One of the advantages of massive tastings like Hospice du Rhone is that you get to try wines that are harder to find and from places you don’t get to see every day. Such as South Africa.
We met a couple of really interesting producers from there, including Edmund Terblanche, of La Motte, in the Franschhoek Valley in the Cape winelands. It being Hospice du Rhone, Terblanche was pouring the winery’s shiraz wines. Yes, shiraz is the Australian name for syrah, but apparently, it’s also the preferred term in South Africa, too.
“That’s the name that we’ve grown up with,” Terblanche said. “But you’ll find in South Africa you have people using the syrah word, as well. People probably want to express some style or something. But you taste the whole line-up, the shiraz, the syrah, you can’t really taste the difference.”
So naturally, we had to ask what makes a South African syrah unique. All lot of things, Terblanche said.
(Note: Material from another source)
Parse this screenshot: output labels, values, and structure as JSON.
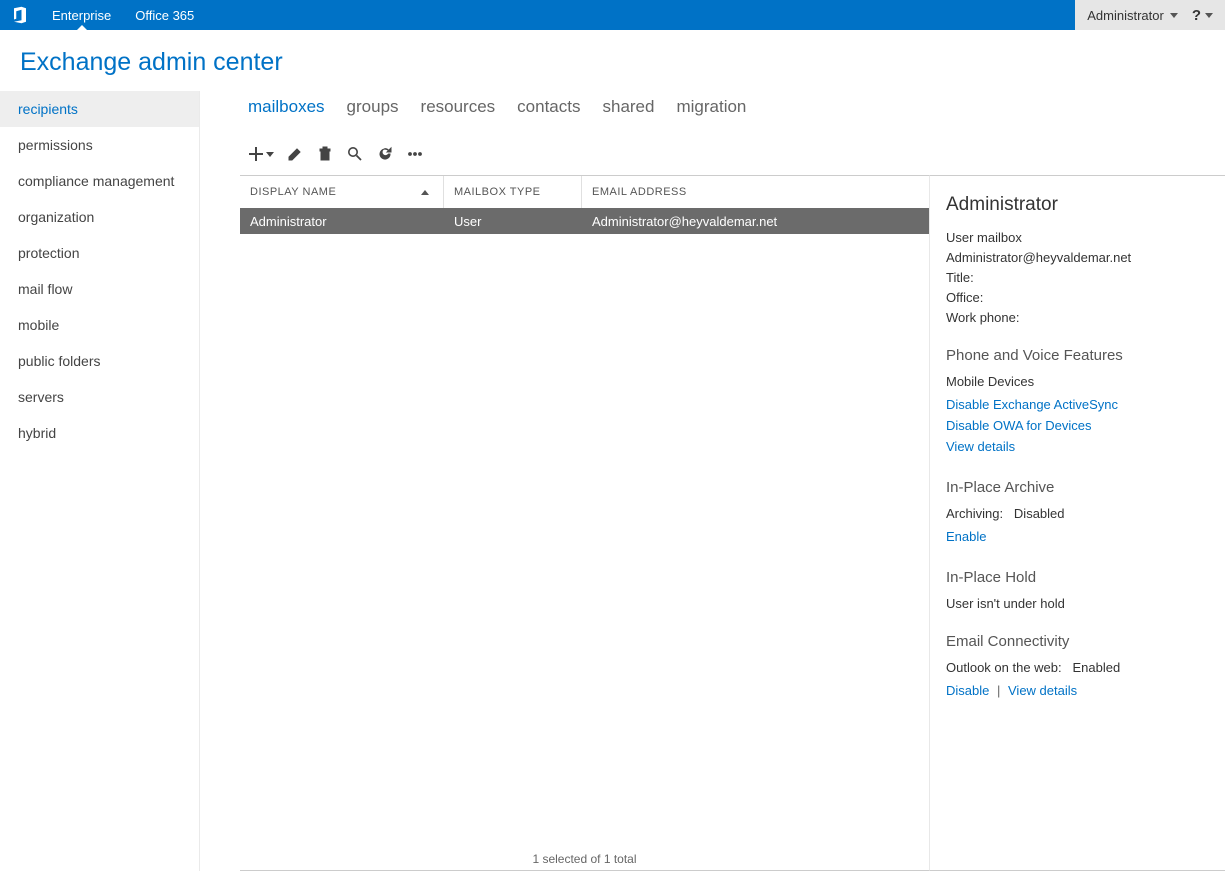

“There’s such a lot of influences here,” he said, explaining that people can imitate the rest of the world or they can make a more unique wine. “With the influences from two oceans, with the altitude and some of the oldest soils in the world, we can definitely make something unique.”
Selling it to the rest of the world can be challenging. Terblanche explained that because La Motte is one of the older wine brands in South Africa, having started in 1995, they do sell about 70 percent of their wine in South Africa. However, they are trying to branch out – having had some success selling to the United Kingdom and Germany. But they do want to reach the U.S. and are actively looking for the right representation to do just that.
“It’s extremely difficult to introduce the category of South Africa,” Terblanche said.
But that was why he was at Hospice du Rhone.
Needless to say, getting wine from La Motte here in the States won’t be easy, but the wines are available in Canada. And here’s the website, in case you happen to be in South Africa, www.la-motte.com.